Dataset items
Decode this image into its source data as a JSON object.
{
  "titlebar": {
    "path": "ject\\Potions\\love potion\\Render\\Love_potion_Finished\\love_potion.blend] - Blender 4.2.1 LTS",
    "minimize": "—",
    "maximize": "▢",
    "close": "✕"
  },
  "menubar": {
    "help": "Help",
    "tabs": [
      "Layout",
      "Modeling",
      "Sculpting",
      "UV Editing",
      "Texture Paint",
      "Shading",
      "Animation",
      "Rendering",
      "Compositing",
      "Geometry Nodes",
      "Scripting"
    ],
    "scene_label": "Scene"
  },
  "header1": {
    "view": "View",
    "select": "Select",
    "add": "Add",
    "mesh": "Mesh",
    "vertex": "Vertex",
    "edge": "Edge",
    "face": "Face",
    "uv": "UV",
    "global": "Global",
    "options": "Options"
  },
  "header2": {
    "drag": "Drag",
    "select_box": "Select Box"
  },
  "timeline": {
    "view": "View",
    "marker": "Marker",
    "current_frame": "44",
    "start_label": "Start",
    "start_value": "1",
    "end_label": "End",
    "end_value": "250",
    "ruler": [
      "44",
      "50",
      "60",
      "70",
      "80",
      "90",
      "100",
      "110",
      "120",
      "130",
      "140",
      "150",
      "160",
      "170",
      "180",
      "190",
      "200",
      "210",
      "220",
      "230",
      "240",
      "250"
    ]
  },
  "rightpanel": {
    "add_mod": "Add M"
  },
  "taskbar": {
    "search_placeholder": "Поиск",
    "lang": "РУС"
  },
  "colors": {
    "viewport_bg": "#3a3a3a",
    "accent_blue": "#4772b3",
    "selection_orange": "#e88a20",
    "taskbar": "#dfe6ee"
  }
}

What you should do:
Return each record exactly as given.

Expected output:
Decode this image into its source data as a JSON object.
{
  "titlebar": {
    "path": "ject\\Potions\\love potion\\Render\\Love_potion_Finished\\love_potion.blend] - Blender 4.2.1 LTS",
    "minimize": "—",
    "maximize": "▢",
    "close": "✕"
  },
  "menubar": {
    "help": "Help",
    "tabs": [
      "Layout",
      "Modeling",
      "Sculpting",
      "UV Editing",
      "Texture Paint",
      "Shading",
      "Animation",
      "Rendering",
      "Compositing",
      "Geometry Nodes",
      "Scripting"
    ],
    "scene_label": "Scene"
  },
  "header1": {
    "view": "View",
    "select": "Select",
    "add": "Add",
    "mesh": "Mesh",
    "vertex": "Vertex",
    "edge": "Edge",
    "face": "Face",
    "uv": "UV",
    "global": "Global",
    "options": "Options"
  },
  "header2": {
    "drag": "Drag",
    "select_box": "Select Box"
  },
  "timeline": {
    "view": "View",
    "marker": "Marker",
    "current_frame": "44",
    "start_label": "Start",
    "start_value": "1",
    "end_label": "End",
    "end_value": "250",
    "ruler": [
      "44",
      "50",
      "60",
      "70",
      "80",
      "90",
      "100",
      "110",
      "120",
      "130",
      "140",
      "150",
      "160",
      "170",
      "180",
      "190",
      "200",
      "210",
      "220",
      "230",
      "240",
      "250"
    ]
  },
  "rightpanel": {
    "add_mod": "Add M"
  },
  "taskbar": {
    "search_placeholder": "Поиск",
    "lang": "РУС"
  },
  "colors": {
    "viewport_bg": "#3a3a3a",
    "accent_blue": "#4772b3",
    "selection_orange": "#e88a20",
    "taskbar": "#dfe6ee"
  }
}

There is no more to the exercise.